→ Directions
Retype every line of the records exactly.

-----

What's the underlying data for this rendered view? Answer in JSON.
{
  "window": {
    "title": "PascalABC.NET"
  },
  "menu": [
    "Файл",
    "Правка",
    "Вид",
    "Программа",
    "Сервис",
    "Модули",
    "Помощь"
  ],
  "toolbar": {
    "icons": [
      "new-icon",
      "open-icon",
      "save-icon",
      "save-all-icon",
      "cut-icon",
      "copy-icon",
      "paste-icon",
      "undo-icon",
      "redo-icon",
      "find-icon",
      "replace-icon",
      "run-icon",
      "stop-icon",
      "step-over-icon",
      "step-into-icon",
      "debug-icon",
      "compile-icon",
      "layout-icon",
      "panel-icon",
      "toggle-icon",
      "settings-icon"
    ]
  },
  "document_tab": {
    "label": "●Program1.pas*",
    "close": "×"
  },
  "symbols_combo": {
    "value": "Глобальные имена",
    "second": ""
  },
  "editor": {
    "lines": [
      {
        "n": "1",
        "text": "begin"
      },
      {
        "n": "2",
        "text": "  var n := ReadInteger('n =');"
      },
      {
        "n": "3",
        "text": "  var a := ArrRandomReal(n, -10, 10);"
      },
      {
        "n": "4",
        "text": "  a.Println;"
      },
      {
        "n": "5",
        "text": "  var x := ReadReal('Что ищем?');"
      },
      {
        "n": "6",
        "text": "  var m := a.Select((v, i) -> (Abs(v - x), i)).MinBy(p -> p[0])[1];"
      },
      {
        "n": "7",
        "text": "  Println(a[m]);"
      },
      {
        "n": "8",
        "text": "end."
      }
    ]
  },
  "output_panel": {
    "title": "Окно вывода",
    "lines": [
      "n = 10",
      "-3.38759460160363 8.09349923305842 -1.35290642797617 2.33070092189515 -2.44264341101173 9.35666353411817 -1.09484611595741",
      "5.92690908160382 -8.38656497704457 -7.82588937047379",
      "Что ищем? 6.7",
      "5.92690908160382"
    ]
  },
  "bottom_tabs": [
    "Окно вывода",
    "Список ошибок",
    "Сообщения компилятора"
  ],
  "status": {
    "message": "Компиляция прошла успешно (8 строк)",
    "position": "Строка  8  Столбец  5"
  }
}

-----

→ Result of the exercise
What's the underlying data for this rendered view? Answer in JSON.
{
  "window": {
    "title": "PascalABC.NET"
  },
  "menu": [
    "Файл",
    "Правка",
    "Вид",
    "Программа",
    "Сервис",
    "Модули",
    "Помощь"
  ],
  "toolbar": {
    "icons": [
      "new-icon",
      "open-icon",
      "save-icon",
      "save-all-icon",
      "cut-icon",
      "copy-icon",
      "paste-icon",
      "undo-icon",
      "redo-icon",
      "find-icon",
      "replace-icon",
      "run-icon",
      "stop-icon",
      "step-over-icon",
      "step-into-icon",
      "debug-icon",
      "compile-icon",
      "layout-icon",
      "panel-icon",
      "toggle-icon",
      "settings-icon"
    ]
  },
  "document_tab": {
    "label": "●Program1.pas*",
    "close": "×"
  },
  "symbols_combo": {
    "value": "Глобальные имена",
    "second": ""
  },
  "editor": {
    "lines": [
      {
        "n": "1",
        "text": "begin"
      },
      {
        "n": "2",
        "text": "  var n := ReadInteger('n =');"
      },
      {
        "n": "3",
        "text": "  var a := ArrRandomReal(n, -10, 10);"
      },
      {
        "n": "4",
        "text": "  a.Println;"
      },
      {
        "n": "5",
        "text": "  var x := ReadReal('Что ищем?');"
      },
      {
        "n": "6",
        "text": "  var m := a.Select((v, i) -> (Abs(v - x), i)).MinBy(p -> p[0])[1];"
      },
      {
        "n": "7",
        "text": "  Println(a[m]);"
      },
      {
        "n": "8",
        "text": "end."
      }
    ]
  },
  "output_panel": {
    "title": "Окно вывода",
    "lines": [
      "n = 10",
      "-3.38759460160363 8.09349923305842 -1.35290642797617 2.33070092189515 -2.44264341101173 9.35666353411817 -1.09484611595741",
      "5.92690908160382 -8.38656497704457 -7.82588937047379",
      "Что ищем? 6.7",
      "5.92690908160382"
    ]
  },
  "bottom_tabs": [
    "Окно вывода",
    "Список ошибок",
    "Сообщения компилятора"
  ],
  "status": {
    "message": "Компиляция прошла успешно (8 строк)",
    "position": "Строка  8  Столбец  5"
  }
}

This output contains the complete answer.